Colo. and Wyo. foresters gather for annual meeting in Casper
Casper – On May 11-13, the Society of American Foresters hosted their annual Colorado/Wyoming meeting, featuring educational talks and discussions led by presenters from around the country.
During the Wyoming Interagency Timber Meeting on May 11, State Natural Resource Advisor for U.S. Senator Barrasso, Travis McNiven, talked with attendees about the current political climate and recent changes at Capitol Hill.
Things are continuing to progress with President Trump’s cabinet, said McNiven.
“On April 28, he just nominated a gentleman by the name of David Bernhardt to be undersecretary, so he joins Secretary Zinke there at the Interior,” he commented.
On April 24, the Senate confirmed Sonny Purdue as the Secretary of Agriculture.
“There’s no doubt that a lack of a secretary has slowed the transition process and that really impacts the forest service,” noted McNiven. “We hope that there will be other key personnel coming for natural resources and the Forest Service.”

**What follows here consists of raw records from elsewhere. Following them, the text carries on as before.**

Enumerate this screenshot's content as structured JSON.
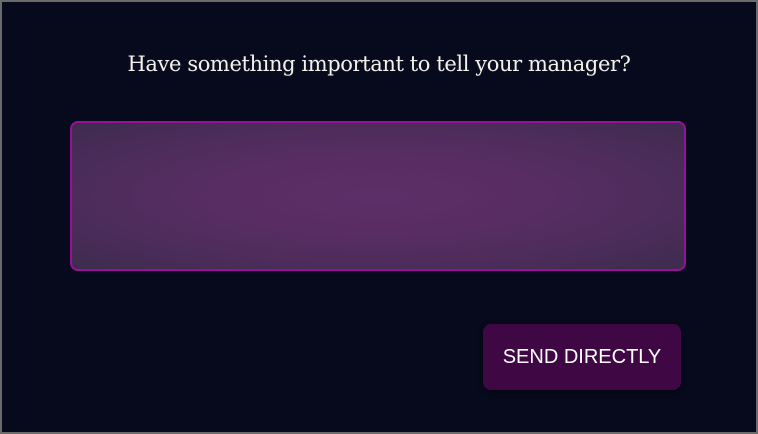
{
  "prompt": {
    "text": "Have something important to tell your manager?"
  },
  "message": {
    "value": ""
  },
  "send_button": {
    "label": "SEND DIRECTLY"
  },
  "colors": {
    "background": "#060a1c",
    "textarea_border": "#9a0f9a",
    "button": "#3f0844"
  }
}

Beginning on May 11, Secretary Purdue began announcing restructuring changes for the USDA.
“The biggest change is there’s going to be a new undersecretary for trade and foreign agricultural affairs,” he said.
McNiven continued, “There’s also going to be a bit of a reshuffling with the Natural Resource Conservation Service as it will be shipped over to what’s called the Farm Services side of the new structure and be joined with the Farm Service Agency and risk management agency at USDA.”
According to McNiven, this will free up the Undersecretary of Natural Resources to focus primarily on the Forest Service.
As the 115th Congress progresses, McNiven noted that active management of forests is an important discussion topic.
“In Wyoming and other western states, the private land owners and state agencies in our industry and the stakeholders do a great job of managing the forests to reduce the fire risks, but in many ways forest management policy has agencies’ hands tied,” he said.
According to McNiven, large forest fires dramatically impact budgets, in addition to destroying wildlife habitat, causing soil erosion and air pollution.
“There’s millions of dollars in reclamation work that needs to be done down the road,” he commented. “It’s really been problematic on those fronts and then also policy with the never ending litigation of timber sales are often subject to.”
McNiven continued, “Those are some of the focuses we’ll be addressing in the upcoming Congress, as well as the Farm Bill.”
In 2006, McNiven explained that the U.S. and Canada reached an agreement that the U.S. would lift countervailing and other duties on certain Canadian timber if timber prices stayed above a certain point.
“That agreement expired in 2015 and since then, the two countries have failed to renegotiate a new agreement, primarily because Canada has effectively very little motivation to change the trade situation as it stands today,” he said.
On April 24, the Commerce Department announced they would implement tariffs up to 24 percent on Canadian softwood lumber imports, which McNiven noted has had “some ripple effects.”
“It has started to create a discussion with some of our Canadian friends who are calling on Canada to place tariffs on U.S. shipments of poles for Canadian imports,” commented McNiven. “There’s a little bit of a threat of retaliation if that goes through.”
He continued, “We’re hopeful that the two countries will be able to come back to the table and put an agreement back in place.”
McNiven explained that recent changes have been made in policy definition of biomass
“We just changed that biomass will be viewed by the United States government as carbon neutral at it relates to the carbon cycles,” he said.
While some argue that biomass is not carbon neutral because of emissions during logging and burning, McNiven noted the mindset is shortsighted.
“It fails to recognize and account for the fact that the harvesting of trees and biomass does promote forest regrowth, which is a carbon sink,” he continued. “Also, if we do nothing or take no action, wildfire emissions and decaying trees put out a lot more carbon and methane emission than the biomass industry.”
He explained that the opening paragraph of the policy states that federal agencies are to be consistent in the federal policies enforced and that they recognize the benefits of biomass used for energy, conservation and forest management.
“We definitely think that this is a step in the right direction, although not a silver bullet. This statement will start to set the table for federal policy,” McNiven concluded.
Emilee Gibb is editor of Wyoming Livestock Roundup and can be reached at firstname.lastname@example.org.